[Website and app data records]
========================

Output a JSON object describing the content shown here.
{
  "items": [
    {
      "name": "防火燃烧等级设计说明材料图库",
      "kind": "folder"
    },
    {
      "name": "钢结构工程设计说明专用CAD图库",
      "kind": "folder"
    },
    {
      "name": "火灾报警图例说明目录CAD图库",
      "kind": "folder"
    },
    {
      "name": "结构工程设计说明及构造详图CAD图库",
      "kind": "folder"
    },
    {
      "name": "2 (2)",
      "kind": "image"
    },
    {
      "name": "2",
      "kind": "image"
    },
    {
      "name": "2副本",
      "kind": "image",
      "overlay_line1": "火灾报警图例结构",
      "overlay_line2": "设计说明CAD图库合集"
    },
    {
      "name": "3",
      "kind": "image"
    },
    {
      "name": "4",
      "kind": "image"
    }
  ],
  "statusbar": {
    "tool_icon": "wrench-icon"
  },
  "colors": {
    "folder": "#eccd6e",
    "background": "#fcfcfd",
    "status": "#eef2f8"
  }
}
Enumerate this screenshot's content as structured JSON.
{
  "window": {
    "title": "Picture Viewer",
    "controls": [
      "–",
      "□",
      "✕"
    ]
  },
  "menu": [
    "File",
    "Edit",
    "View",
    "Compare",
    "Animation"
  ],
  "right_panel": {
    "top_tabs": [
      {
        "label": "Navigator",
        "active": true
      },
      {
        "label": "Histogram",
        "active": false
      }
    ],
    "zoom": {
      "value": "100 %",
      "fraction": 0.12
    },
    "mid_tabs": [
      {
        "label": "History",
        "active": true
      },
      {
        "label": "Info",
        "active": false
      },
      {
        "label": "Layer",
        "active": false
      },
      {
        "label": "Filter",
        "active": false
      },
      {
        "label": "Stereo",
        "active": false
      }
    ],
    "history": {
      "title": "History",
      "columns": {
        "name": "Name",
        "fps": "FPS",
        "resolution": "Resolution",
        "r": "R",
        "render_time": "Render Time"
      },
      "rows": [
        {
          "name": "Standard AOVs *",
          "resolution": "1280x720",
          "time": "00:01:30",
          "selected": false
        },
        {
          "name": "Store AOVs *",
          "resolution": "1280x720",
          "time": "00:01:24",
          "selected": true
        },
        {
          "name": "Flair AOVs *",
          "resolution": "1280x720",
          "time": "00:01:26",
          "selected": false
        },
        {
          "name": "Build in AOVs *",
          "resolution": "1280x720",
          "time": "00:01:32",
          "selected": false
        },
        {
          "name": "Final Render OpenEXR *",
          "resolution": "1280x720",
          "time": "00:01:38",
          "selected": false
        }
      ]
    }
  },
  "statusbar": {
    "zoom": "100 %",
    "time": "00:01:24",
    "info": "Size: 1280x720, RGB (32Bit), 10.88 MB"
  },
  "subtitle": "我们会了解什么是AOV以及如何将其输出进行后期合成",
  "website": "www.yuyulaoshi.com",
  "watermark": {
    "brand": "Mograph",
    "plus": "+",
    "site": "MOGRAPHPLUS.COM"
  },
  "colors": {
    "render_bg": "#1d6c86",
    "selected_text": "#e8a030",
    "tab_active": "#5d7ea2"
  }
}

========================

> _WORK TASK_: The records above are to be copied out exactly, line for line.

> _ANSWER BOX_:
Output a JSON object describing the content shown here.
{
  "items": [
    {
      "name": "防火燃烧等级设计说明材料图库",
      "kind": "folder"
    },
    {
      "name": "钢结构工程设计说明专用CAD图库",
      "kind": "folder"
    },
    {
      "name": "火灾报警图例说明目录CAD图库",
      "kind": "folder"
    },
    {
      "name": "结构工程设计说明及构造详图CAD图库",
      "kind": "folder"
    },
    {
      "name": "2 (2)",
      "kind": "image"
    },
    {
      "name": "2",
      "kind": "image"
    },
    {
      "name": "2副本",
      "kind": "image",
      "overlay_line1": "火灾报警图例结构",
      "overlay_line2": "设计说明CAD图库合集"
    },
    {
      "name": "3",
      "kind": "image"
    },
    {
      "name": "4",
      "kind": "image"
    }
  ],
  "statusbar": {
    "tool_icon": "wrench-icon"
  },
  "colors": {
    "folder": "#eccd6e",
    "background": "#fcfcfd",
    "status": "#eef2f8"
  }
}
Enumerate this screenshot's content as structured JSON.
{
  "window": {
    "title": "Picture Viewer",
    "controls": [
      "–",
      "□",
      "✕"
    ]
  },
  "menu": [
    "File",
    "Edit",
    "View",
    "Compare",
    "Animation"
  ],
  "right_panel": {
    "top_tabs": [
      {
        "label": "Navigator",
        "active": true
      },
      {
        "label": "Histogram",
        "active": false
      }
    ],
    "zoom": {
      "value": "100 %",
      "fraction": 0.12
    },
    "mid_tabs": [
      {
        "label": "History",
        "active": true
      },
      {
        "label": "Info",
        "active": false
      },
      {
        "label": "Layer",
        "active": false
      },
      {
        "label": "Filter",
        "active": false
      },
      {
        "label": "Stereo",
        "active": false
      }
    ],
    "history": {
      "title": "History",
      "columns": {
        "name": "Name",
        "fps": "FPS",
        "resolution": "Resolution",
        "r": "R",
        "render_time": "Render Time"
      },
      "rows": [
        {
          "name": "Standard AOVs *",
          "resolution": "1280x720",
          "time": "00:01:30",
          "selected": false
        },
        {
          "name": "Store AOVs *",
          "resolution": "1280x720",
          "time": "00:01:24",
          "selected": true
        },
        {
          "name": "Flair AOVs *",
          "resolution": "1280x720",
          "time": "00:01:26",
          "selected": false
        },
        {
          "name": "Build in AOVs *",
          "resolution": "1280x720",
          "time": "00:01:32",
          "selected": false
        },
        {
          "name": "Final Render OpenEXR *",
          "resolution": "1280x720",
          "time": "00:01:38",
          "selected": false
        }
      ]
    }
  },
  "statusbar": {
    "zoom": "100 %",
    "time": "00:01:24",
    "info": "Size: 1280x720, RGB (32Bit), 10.88 MB"
  },
  "subtitle": "我们会了解什么是AOV以及如何将其输出进行后期合成",
  "website": "www.yuyulaoshi.com",
  "watermark": {
    "brand": "Mograph",
    "plus": "+",
    "site": "MOGRAPHPLUS.COM"
  },
  "colors": {
    "render_bg": "#1d6c86",
    "selected_text": "#e8a030",
    "tab_active": "#5d7ea2"
  }
}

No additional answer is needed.